Oh that is wonderfully expressed. Yes, as another Aspie commenter on here has just told me, we need to learn to learn to trust the silence when they don’t have anything to say to us.
I’m so glad your son has found someone to love and understand him. One of my children (not Aspergers, but with depression and social anxiety) also has a wonderful partner who is so patient and accepting and gentle with him. I’m learning from her as well. Thanks so much for sharing your story x
Uhhh… Hi Grommit.Terribly sorry about the mess, eh chap? Now I feel a little guilty. But You’re so right. Oh, the arrogance is terrible. It really is. It reminds me of those old stores about royalty suddenly being thrust into living on the streets. Bit of a culture shock, eh?
And Oh, This one kinda hurts. But is that so bad? It’s healthy to vent. Heaven knows we do it alot. I know we don’t always understand one another. sometimes, we feel like we are off in some distant world you can’t reach I think you’ve figured this out, but sometimes… Nothing needs to be said. When you know everything about at person, what is there left to say?
And I really do enjoy reading these little tidbits, and the comments you leave. It warms my cold little heart. Even If I don’t leave a comment, I read most of it. Trust the stillness. Have faith in silence. Why can’t you hear it?
(also, I can never seem to find that pesky like button) Oh! there it is.
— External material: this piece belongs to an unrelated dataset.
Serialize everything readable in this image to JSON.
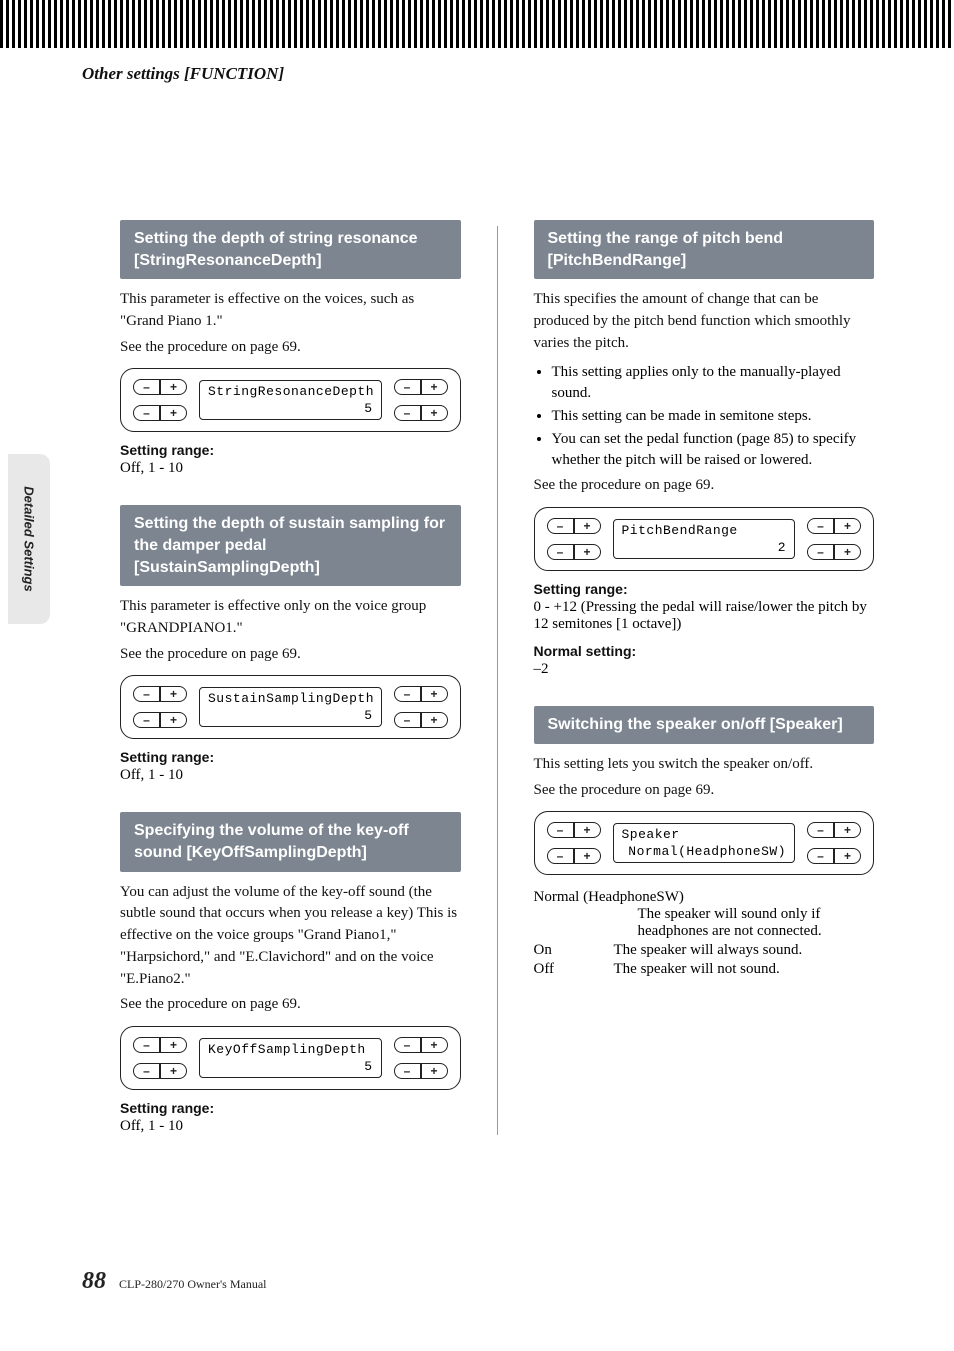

Also, I am sorry to admit that I’ve acted differently (colder, less like a person?) because People on the internet filled my head with thoughts of grandeur and purpose. Raise the consciousness? teach the world? I’m just little old me. And I think I’m okay with that. After all, Cheese, Grommit! Toasted Cheese!
I’m learning – I really am. ‘Trust the stillness. Have faith in the silence.’ Oh I so love that, Sage. And you’re dead right. Yeah, maybe I need to vent too, just occasionally. You see Grommit is normally mute…
I’ve no idea where the analogy came from – just appeared randomly in my head as I was writing the post! I think it’s good not to take ourselves too seriously, though, so I’ll trot off and grab the Wensleydale Cheese, and a few crackers.
Thanks so much for your brilliant comment. It made me laugh so much and yes, your comments warm my heart too. It’s a real delight to know you.
I really like your perspective and description. One of the things that has made all the difference for my sensitive son, has been having healing work done on him and me. And also, talking with him about how to work with energy and teach him about his emotions. So much of what he felt when he was little, were not his emotions; he picked them up from everyone around him, believing they were his own. He’s doing so much better lately.
That’s so good to know x